** Materials provided follows **
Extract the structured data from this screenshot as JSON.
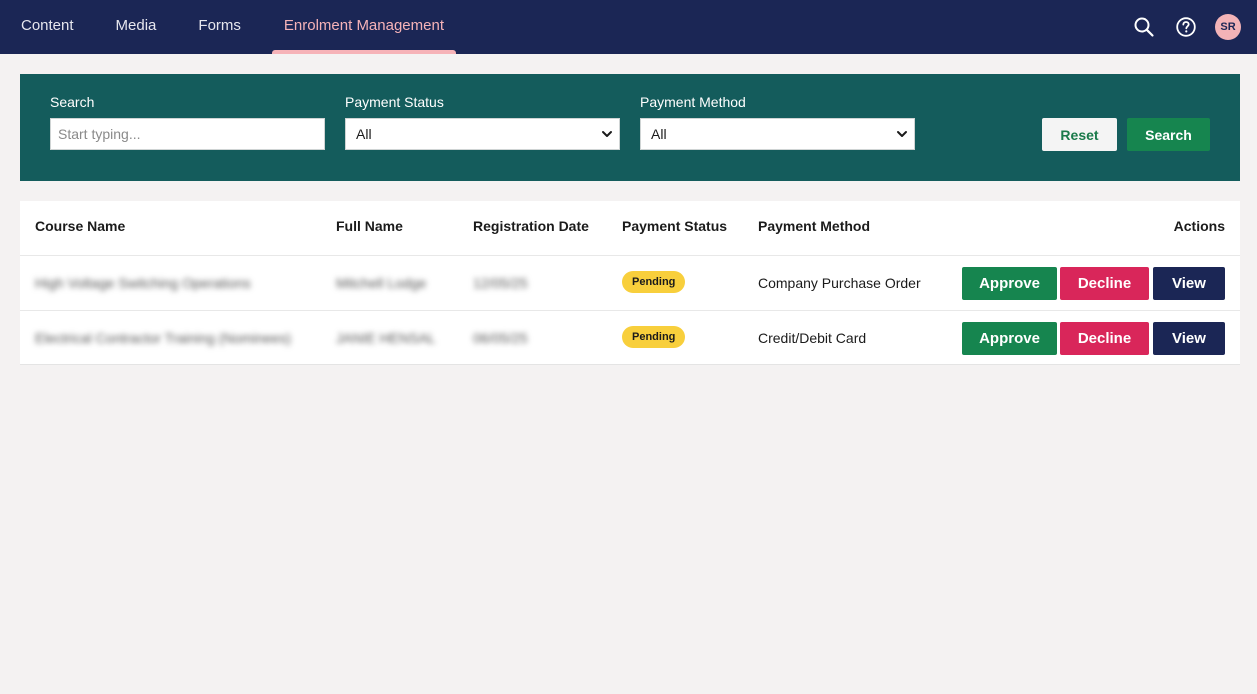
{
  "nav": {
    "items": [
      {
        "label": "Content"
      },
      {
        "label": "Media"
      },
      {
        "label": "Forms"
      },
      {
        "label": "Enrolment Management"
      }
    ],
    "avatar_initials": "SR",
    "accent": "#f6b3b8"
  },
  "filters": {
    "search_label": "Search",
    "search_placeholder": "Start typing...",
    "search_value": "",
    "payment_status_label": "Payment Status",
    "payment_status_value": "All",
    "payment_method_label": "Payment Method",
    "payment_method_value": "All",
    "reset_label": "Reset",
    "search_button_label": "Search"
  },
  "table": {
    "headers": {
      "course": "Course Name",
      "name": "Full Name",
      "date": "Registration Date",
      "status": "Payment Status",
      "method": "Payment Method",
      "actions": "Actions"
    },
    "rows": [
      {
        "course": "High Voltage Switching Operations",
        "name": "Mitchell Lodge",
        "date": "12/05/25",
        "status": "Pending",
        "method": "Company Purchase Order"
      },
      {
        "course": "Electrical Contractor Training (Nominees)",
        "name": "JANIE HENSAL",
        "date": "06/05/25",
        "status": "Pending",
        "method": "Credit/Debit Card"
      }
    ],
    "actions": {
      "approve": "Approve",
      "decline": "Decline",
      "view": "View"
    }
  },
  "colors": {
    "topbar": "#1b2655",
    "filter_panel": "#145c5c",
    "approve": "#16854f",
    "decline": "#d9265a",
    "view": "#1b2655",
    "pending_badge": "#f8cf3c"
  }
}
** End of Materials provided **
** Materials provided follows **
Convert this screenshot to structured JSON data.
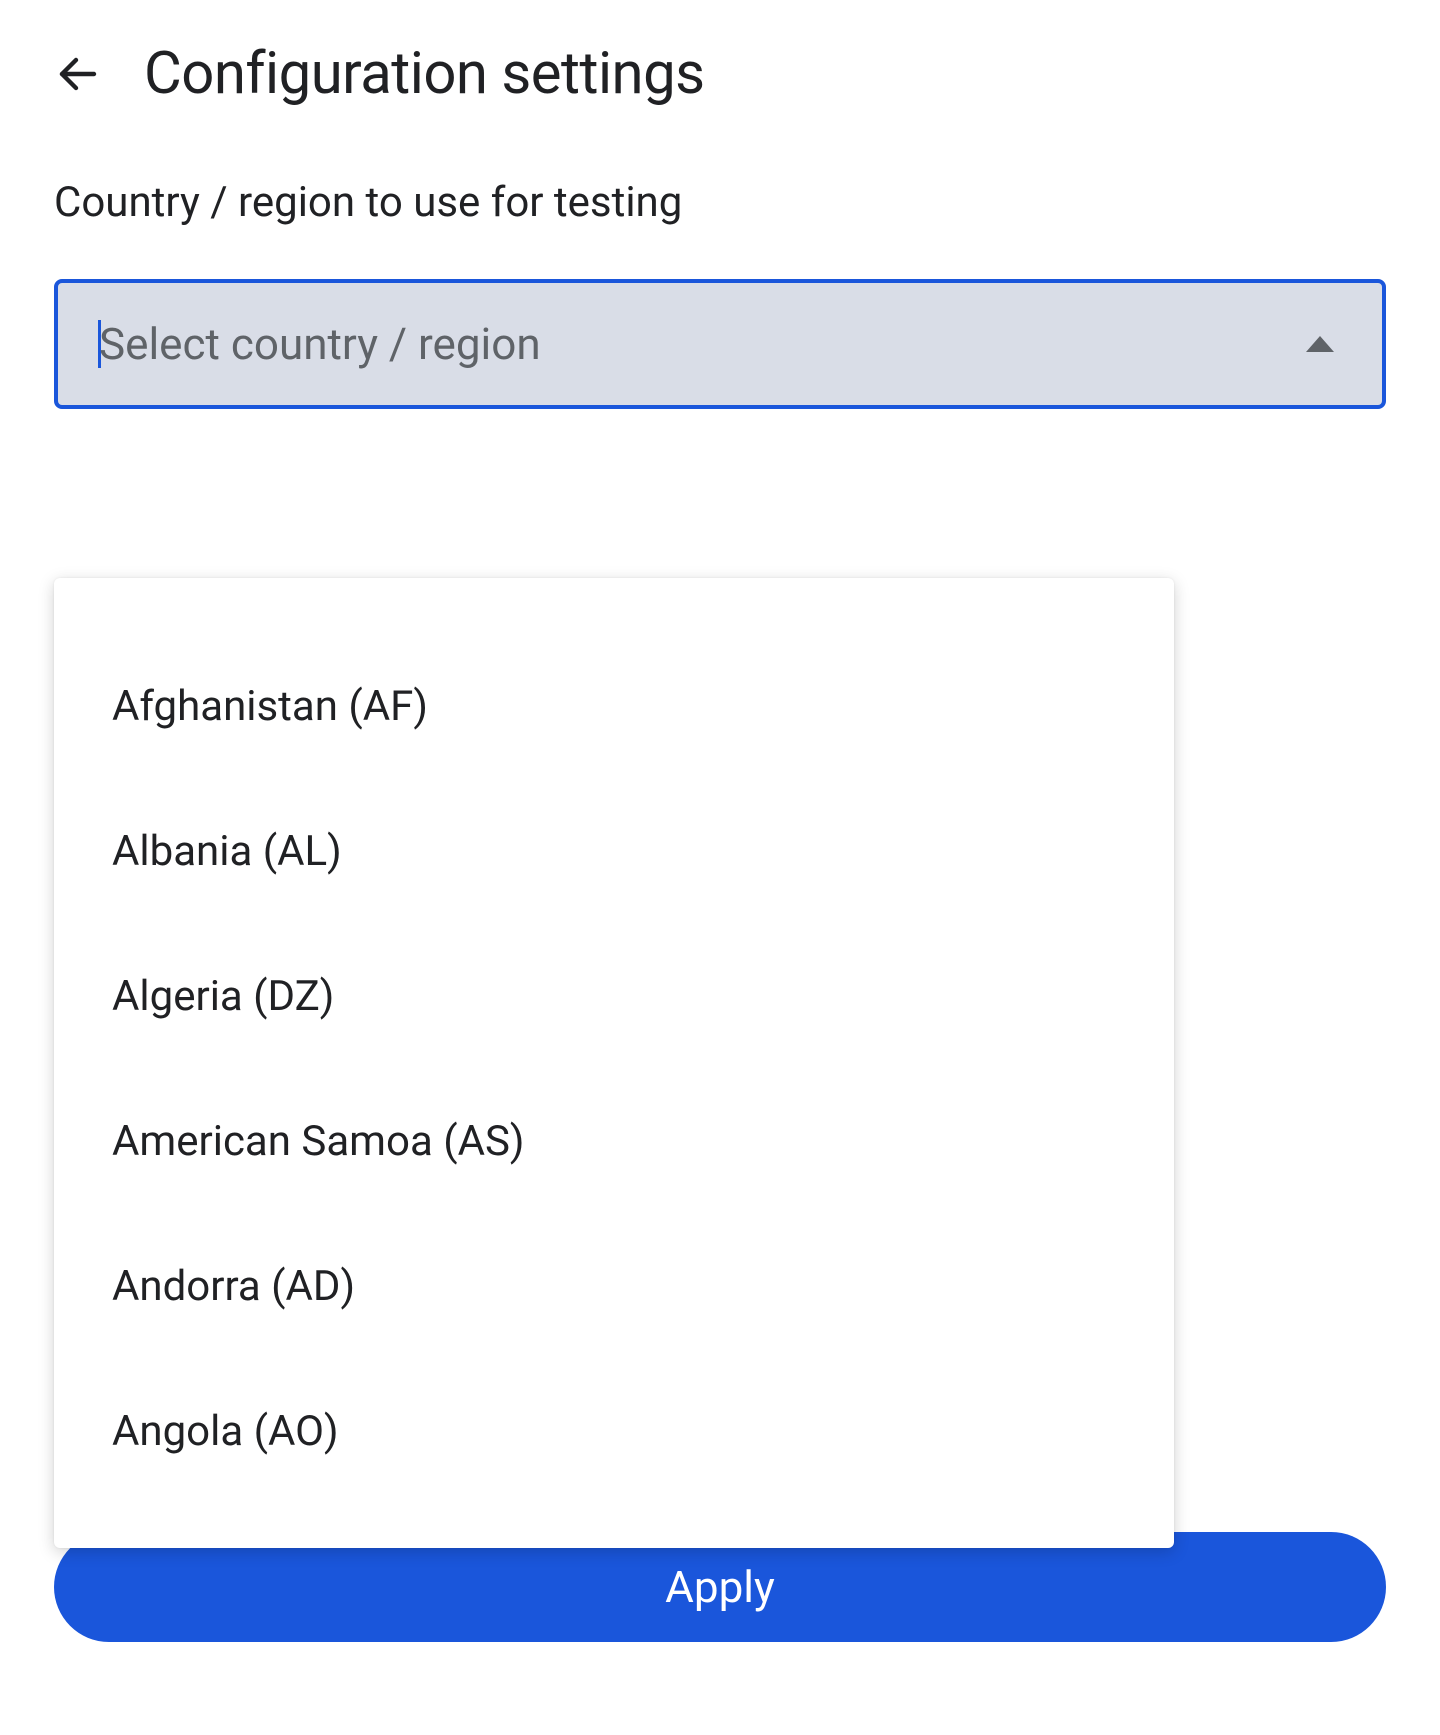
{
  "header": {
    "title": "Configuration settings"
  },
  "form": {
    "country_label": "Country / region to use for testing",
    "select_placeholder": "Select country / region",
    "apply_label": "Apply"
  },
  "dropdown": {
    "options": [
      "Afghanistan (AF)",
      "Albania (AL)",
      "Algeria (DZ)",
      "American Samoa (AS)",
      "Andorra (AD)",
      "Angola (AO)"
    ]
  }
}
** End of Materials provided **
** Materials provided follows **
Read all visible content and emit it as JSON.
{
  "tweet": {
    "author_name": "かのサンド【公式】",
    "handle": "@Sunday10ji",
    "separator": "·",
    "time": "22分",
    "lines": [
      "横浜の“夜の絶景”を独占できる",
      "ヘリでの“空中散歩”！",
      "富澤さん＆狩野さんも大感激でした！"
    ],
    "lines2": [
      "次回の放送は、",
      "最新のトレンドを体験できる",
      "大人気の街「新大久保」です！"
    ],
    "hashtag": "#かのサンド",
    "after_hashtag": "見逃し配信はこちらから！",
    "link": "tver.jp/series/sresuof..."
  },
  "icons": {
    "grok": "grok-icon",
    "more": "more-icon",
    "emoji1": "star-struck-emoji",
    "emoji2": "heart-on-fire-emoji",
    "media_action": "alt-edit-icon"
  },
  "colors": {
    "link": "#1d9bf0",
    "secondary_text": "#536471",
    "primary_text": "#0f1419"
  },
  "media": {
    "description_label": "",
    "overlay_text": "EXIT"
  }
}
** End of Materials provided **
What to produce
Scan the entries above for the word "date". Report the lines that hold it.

Exercise response
      "date": "Registration Date",
        "date": "12/05/25",
        "date": "06/05/25",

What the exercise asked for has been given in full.